_TASK STATEMENT:_ This exercise asks for every line of the material that includes the word "Gate".

_SUPPLIED ENTRIES:_
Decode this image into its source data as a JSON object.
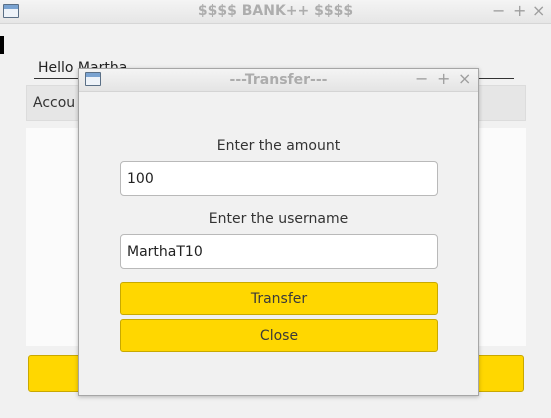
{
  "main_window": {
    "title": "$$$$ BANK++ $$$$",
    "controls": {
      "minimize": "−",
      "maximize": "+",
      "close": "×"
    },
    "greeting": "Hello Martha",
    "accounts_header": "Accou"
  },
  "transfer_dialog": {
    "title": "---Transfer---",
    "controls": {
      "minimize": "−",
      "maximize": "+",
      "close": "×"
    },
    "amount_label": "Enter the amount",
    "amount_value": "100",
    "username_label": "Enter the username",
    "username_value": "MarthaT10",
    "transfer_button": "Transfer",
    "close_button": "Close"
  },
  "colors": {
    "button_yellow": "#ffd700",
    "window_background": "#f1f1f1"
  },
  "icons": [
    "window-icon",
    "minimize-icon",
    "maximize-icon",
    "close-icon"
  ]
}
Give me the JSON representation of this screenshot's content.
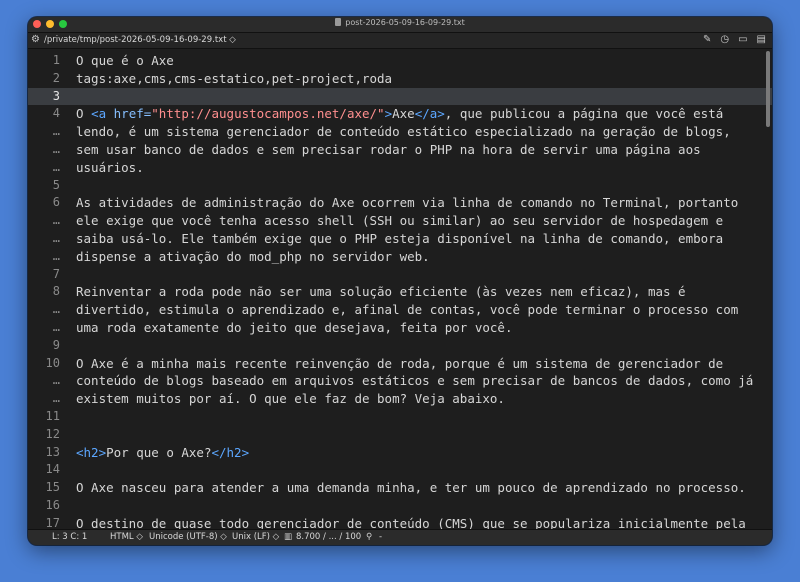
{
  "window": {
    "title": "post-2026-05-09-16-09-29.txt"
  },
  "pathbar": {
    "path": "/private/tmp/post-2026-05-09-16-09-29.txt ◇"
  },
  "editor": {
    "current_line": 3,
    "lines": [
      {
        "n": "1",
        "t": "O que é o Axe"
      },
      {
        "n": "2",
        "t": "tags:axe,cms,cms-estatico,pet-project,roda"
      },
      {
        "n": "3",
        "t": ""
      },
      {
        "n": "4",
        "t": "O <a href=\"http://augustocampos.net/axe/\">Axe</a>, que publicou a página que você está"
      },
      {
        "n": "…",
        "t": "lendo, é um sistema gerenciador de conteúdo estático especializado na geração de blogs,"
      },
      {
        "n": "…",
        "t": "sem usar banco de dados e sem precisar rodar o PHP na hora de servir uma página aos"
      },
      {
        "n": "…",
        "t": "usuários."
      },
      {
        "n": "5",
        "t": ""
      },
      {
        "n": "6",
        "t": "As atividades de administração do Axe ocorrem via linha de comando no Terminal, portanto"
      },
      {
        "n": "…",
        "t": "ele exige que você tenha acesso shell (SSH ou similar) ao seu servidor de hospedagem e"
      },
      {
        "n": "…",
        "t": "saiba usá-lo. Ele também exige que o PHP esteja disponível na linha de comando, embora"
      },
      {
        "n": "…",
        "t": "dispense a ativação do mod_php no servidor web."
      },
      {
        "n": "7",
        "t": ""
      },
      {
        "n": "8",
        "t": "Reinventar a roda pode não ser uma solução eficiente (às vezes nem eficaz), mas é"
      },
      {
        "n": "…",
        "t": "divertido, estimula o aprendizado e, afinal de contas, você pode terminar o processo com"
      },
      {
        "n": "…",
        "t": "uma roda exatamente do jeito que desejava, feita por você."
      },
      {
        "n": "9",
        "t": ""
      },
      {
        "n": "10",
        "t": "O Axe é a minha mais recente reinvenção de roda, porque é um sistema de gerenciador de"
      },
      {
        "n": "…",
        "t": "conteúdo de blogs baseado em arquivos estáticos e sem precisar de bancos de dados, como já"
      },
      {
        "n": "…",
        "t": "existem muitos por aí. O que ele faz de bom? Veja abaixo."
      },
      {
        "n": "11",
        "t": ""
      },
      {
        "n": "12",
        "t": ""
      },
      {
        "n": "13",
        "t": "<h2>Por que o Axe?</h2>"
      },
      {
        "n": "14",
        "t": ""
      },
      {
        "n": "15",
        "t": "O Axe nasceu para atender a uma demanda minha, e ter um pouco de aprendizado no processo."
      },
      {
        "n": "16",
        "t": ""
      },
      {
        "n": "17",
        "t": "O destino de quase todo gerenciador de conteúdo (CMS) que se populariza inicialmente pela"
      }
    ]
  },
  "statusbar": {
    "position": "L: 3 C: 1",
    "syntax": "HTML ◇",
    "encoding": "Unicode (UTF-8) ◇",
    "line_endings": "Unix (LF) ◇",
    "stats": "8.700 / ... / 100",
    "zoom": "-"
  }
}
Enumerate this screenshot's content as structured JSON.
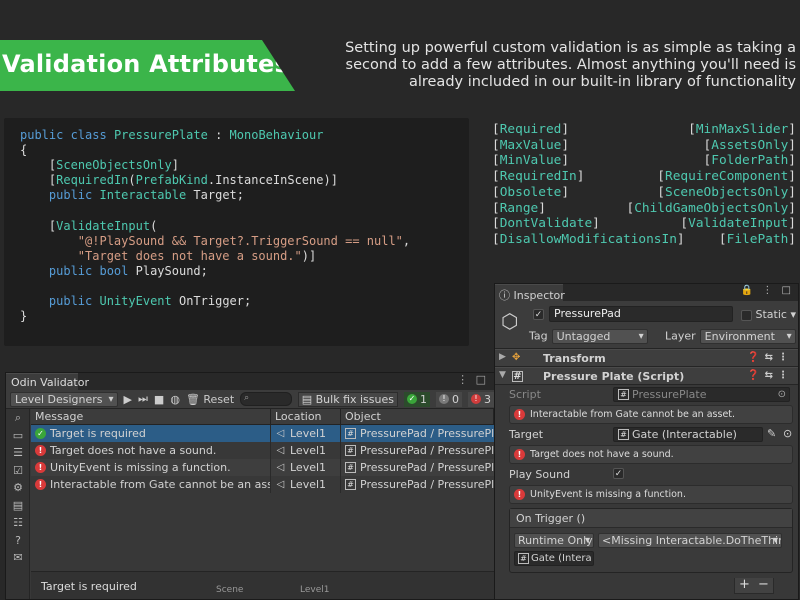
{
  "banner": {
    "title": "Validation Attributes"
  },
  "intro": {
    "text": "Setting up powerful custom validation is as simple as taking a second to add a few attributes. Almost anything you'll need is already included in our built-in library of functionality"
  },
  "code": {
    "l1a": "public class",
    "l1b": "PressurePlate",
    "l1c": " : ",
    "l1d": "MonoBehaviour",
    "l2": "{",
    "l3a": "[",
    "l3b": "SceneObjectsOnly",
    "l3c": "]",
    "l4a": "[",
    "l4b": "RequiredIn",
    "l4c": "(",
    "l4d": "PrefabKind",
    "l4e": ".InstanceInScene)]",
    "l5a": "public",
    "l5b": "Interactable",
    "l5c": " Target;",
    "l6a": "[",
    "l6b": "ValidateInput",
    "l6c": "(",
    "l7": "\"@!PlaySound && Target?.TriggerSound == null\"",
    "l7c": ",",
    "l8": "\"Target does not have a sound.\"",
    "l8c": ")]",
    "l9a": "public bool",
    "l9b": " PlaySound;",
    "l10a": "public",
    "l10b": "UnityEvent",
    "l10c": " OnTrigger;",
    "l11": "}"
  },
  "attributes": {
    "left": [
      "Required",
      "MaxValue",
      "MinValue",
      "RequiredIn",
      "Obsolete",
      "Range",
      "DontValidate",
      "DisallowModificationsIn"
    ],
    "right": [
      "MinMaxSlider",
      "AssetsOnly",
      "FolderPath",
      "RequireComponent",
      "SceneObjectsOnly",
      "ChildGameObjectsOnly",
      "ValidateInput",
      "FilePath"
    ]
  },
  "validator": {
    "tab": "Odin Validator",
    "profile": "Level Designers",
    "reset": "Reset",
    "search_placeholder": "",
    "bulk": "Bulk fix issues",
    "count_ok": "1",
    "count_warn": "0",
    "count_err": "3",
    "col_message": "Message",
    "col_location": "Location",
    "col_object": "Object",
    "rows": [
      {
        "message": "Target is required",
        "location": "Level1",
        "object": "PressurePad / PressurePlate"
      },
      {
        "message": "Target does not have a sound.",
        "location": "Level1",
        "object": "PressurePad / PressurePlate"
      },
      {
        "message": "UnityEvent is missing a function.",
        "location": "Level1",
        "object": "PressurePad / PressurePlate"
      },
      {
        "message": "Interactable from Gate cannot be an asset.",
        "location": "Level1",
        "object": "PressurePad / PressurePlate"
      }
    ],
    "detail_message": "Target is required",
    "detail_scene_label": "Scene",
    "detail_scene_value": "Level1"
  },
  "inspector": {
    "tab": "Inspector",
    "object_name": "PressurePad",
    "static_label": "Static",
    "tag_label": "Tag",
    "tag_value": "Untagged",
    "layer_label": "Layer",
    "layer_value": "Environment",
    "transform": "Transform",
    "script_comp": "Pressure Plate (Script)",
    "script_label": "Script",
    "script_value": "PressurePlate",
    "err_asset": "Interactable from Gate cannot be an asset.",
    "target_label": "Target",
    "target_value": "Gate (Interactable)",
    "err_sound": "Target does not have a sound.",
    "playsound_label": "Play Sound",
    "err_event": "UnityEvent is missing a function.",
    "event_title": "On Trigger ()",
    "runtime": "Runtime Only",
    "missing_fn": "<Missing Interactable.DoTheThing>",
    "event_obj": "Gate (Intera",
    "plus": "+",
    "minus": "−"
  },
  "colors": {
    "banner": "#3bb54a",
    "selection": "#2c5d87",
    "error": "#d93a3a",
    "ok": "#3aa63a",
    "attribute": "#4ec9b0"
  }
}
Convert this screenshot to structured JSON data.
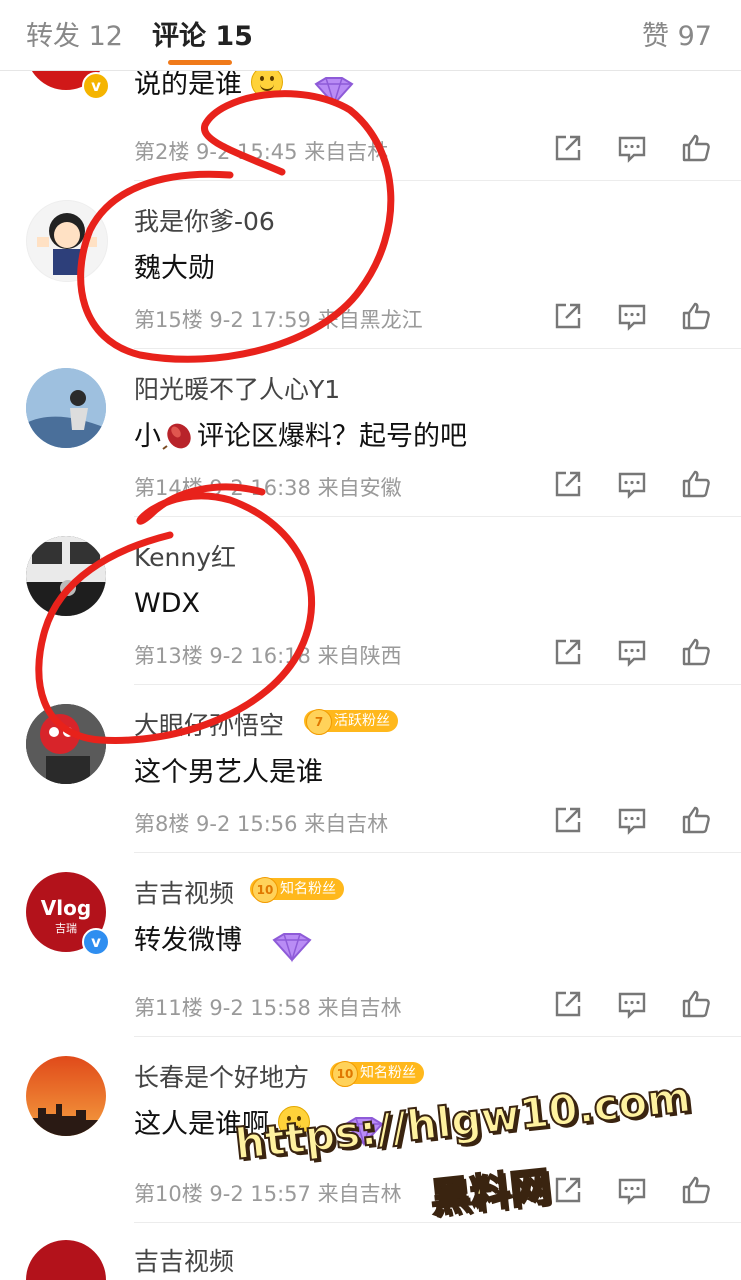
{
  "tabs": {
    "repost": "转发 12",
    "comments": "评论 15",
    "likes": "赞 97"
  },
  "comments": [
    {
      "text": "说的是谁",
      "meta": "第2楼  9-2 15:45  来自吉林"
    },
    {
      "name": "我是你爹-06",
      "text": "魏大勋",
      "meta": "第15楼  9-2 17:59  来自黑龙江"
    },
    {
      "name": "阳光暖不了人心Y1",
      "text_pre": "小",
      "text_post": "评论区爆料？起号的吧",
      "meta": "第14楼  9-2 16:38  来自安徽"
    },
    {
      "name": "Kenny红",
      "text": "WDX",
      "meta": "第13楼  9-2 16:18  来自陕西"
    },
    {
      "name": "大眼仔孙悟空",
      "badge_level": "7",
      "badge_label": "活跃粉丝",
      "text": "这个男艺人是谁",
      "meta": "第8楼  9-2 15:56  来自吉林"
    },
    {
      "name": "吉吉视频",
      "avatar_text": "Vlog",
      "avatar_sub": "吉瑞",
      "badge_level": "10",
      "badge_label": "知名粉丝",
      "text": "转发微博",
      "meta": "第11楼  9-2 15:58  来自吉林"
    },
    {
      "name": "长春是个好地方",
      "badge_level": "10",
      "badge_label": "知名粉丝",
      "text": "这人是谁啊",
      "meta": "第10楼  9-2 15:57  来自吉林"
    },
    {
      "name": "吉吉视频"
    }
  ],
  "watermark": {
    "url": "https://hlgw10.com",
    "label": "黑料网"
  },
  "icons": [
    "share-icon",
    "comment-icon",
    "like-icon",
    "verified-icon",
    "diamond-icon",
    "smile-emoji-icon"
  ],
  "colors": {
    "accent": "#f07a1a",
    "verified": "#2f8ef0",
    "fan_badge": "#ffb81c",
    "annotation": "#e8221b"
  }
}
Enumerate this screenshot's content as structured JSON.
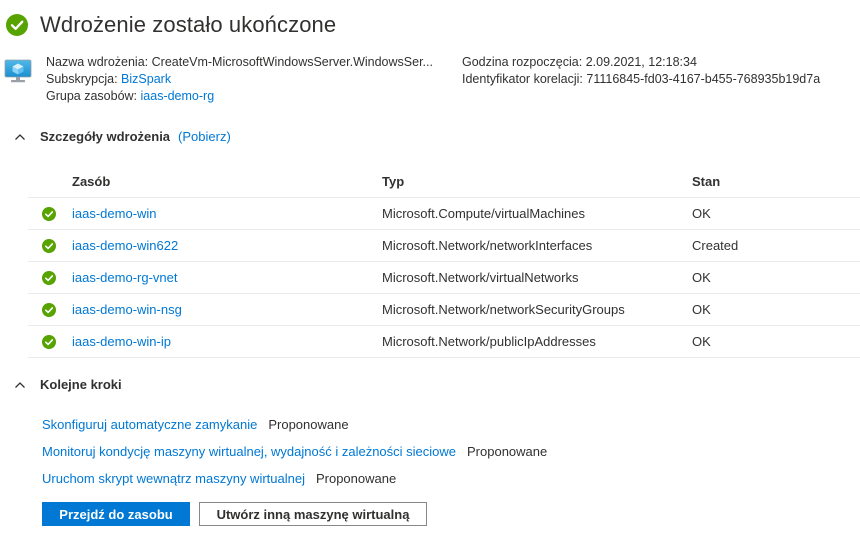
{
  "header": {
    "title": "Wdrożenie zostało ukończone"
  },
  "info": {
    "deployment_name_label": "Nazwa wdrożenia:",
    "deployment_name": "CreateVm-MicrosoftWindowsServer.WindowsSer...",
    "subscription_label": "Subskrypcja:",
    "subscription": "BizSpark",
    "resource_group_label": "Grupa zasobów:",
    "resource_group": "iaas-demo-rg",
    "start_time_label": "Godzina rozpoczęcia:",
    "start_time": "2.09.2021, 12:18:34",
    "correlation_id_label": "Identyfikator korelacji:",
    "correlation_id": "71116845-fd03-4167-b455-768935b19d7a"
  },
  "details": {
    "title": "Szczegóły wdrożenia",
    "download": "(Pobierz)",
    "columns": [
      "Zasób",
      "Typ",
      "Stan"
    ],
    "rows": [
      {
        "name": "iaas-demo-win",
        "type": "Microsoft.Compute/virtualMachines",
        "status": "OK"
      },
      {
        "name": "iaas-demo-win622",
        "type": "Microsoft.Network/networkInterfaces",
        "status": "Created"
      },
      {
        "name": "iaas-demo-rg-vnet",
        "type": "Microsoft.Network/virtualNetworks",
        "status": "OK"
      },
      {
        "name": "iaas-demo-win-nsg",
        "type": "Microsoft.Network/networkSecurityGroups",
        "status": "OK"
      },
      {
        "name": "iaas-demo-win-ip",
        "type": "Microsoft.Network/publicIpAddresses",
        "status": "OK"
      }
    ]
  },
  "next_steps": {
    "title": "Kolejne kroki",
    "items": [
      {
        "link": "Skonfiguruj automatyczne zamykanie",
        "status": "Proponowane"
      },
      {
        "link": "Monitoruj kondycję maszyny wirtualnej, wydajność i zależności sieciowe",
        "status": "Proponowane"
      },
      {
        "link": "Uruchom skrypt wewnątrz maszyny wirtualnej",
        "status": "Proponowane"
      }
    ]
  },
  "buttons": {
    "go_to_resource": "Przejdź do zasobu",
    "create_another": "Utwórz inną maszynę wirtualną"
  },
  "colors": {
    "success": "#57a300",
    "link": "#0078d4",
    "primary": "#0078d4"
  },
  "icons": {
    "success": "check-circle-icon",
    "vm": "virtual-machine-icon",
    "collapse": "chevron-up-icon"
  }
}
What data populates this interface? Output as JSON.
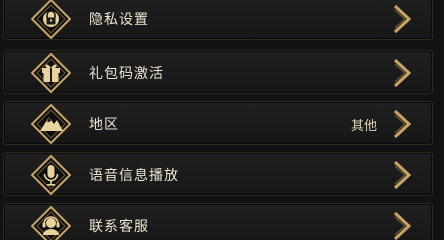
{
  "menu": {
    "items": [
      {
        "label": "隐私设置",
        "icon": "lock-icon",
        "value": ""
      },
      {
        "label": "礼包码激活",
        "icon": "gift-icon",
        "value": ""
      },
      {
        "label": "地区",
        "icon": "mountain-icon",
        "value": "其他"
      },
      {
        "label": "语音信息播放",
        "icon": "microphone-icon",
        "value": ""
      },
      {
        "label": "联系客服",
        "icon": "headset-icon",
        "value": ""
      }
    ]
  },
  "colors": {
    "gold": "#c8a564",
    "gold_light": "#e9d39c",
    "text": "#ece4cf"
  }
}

_TASK RESPONSE:_
        "message": "Interactable from Gate cannot be an asset.",
    "err_asset": "Interactable from Gate cannot be an asset.",
    "target_value": "Gate (Interactable)",
    "event_obj": "Gate (Intera",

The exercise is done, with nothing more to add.